The council was currently working under an old policy - number 29 from the former local plan - which only allowed barns to be made into homes if they are right next to existing towns and villages, explained planning officer Mark Ashwell.
The aim is to ensure permanent housing is in sustainable locations close to services. Holiday homes tended to involve fewer alterations to historic buildings, and supported the important local tourism economy.
A move towards a more flexible HO9 policy in the new local development framework - by also allowing homes in barns 500k from a village and 1km from a town - was not backed by the government inspector, who agreed all 50-plus policies in the new LDF, apart from the barns one.
"He said it was not flexible enough, and there could be some remote barns which were close to services such as schools. We were asked to review it, and use the old policy in the meantime," said Mr Ashwell.
It was an involved process, involving options and consultations, which could take a year, but needed to be done separately from the Happisburgh application, which needed to be looked at on its own merits, as well as in the context of the policy.
The policy also sought to support the local tourism industry, with 600 barns in north Norfolk having permission for holiday occupancy - a key part of the holiday accommodation offer.
Working party chairman Clive Stockton said there were "a number of conflicting interests" which had been debated fully.
The council did not want derelict buildings in the countryside, and did want sustainable locations for housing. Too many remote barns would put pressure on services, but there was a need to support rural settlements. However, barn conversions were unlikely to put a major dent in area's need for more, especially affordable, housing.
Mr Stockton accepted that

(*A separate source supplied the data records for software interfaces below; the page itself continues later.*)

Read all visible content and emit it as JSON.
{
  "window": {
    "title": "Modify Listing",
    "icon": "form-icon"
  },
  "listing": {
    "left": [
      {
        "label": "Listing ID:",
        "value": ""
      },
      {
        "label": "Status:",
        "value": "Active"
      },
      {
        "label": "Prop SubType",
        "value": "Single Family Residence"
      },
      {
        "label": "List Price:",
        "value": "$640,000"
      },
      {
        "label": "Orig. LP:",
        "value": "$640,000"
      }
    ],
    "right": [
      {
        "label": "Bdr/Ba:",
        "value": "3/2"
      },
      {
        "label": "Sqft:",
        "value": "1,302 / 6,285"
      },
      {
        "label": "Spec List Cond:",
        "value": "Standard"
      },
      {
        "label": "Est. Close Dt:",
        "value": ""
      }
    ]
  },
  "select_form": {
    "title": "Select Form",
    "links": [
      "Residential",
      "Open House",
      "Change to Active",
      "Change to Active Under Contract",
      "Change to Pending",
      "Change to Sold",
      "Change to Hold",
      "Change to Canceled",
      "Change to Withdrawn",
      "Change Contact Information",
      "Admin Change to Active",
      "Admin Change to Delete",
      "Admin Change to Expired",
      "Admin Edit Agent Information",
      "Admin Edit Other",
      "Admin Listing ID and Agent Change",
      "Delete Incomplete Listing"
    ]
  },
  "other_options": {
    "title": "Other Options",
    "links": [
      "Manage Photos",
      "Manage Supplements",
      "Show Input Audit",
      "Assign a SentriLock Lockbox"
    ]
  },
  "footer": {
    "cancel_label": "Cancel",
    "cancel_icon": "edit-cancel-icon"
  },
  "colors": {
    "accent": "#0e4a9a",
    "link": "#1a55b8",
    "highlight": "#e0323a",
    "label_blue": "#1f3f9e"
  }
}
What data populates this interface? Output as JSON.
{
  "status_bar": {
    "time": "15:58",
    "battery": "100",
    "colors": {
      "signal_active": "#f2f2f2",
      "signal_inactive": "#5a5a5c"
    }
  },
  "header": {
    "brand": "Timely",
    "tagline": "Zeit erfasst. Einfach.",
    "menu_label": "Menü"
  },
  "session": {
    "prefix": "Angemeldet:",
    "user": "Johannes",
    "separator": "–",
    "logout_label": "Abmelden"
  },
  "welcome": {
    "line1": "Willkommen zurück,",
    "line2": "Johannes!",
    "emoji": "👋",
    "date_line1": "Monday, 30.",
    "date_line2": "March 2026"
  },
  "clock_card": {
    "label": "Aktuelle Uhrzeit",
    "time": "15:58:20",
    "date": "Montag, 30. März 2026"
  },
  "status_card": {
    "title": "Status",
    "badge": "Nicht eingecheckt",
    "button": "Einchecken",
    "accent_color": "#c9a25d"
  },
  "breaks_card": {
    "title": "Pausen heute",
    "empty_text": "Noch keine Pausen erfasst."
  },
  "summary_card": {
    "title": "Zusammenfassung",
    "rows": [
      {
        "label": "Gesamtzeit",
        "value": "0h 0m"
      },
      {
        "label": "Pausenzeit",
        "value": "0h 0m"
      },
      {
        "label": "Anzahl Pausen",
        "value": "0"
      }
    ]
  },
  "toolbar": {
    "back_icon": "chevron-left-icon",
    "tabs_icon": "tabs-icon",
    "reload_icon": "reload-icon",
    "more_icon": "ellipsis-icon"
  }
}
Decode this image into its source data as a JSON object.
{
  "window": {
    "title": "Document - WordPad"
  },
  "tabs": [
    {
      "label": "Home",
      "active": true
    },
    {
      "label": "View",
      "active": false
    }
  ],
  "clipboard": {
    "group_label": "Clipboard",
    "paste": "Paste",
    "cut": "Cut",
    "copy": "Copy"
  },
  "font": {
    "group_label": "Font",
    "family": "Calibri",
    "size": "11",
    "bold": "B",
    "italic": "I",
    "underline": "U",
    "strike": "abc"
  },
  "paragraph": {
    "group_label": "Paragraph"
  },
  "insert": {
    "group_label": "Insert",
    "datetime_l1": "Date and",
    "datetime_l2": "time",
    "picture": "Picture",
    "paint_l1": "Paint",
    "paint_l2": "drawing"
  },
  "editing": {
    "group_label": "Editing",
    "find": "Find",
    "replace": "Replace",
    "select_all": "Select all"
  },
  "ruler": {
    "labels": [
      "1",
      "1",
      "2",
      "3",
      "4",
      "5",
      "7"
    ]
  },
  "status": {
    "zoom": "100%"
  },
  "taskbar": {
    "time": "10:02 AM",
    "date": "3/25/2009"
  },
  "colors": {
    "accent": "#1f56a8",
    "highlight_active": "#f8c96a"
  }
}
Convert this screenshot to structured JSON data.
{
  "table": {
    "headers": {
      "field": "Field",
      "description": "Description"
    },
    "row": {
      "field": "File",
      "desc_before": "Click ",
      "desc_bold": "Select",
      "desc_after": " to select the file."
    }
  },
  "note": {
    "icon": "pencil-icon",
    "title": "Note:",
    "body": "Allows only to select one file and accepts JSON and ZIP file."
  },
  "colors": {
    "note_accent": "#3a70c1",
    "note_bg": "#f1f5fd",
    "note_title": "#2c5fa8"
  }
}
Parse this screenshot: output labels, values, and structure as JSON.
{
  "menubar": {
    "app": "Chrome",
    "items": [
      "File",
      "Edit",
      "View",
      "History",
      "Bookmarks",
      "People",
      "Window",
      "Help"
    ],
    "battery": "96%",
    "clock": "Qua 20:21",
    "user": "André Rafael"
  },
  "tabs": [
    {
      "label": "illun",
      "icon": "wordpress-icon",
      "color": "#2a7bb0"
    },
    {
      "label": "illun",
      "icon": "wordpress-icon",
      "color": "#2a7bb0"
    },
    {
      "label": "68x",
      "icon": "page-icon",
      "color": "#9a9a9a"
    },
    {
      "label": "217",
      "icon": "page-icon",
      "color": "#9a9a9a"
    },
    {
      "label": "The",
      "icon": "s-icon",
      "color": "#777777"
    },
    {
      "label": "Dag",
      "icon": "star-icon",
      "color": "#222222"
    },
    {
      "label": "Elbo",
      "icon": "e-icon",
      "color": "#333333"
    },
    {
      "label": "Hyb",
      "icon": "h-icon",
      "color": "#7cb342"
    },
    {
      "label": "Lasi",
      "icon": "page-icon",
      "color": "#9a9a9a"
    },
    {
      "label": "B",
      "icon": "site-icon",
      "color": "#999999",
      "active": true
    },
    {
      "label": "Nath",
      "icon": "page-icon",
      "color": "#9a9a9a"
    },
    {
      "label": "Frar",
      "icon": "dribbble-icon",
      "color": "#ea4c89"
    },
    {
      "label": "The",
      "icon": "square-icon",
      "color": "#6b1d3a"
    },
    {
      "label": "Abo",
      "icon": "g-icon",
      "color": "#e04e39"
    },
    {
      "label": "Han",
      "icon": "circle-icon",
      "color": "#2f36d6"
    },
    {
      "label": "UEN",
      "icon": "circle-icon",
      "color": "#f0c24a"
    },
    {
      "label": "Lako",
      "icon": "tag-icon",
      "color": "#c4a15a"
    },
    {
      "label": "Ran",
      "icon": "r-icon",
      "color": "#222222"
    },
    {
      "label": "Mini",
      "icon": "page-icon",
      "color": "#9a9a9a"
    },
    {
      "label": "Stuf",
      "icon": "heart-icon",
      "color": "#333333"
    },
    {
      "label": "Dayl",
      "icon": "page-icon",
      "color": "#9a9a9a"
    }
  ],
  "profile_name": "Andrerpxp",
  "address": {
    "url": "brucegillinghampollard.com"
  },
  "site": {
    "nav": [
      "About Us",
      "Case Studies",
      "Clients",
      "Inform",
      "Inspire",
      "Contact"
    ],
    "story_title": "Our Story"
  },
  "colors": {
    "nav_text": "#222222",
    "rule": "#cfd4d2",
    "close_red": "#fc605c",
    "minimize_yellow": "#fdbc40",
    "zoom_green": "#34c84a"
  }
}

North Norfolk's policy was less flexible than other parts of the
county, partly due to the amount of specially protected countryside in the district.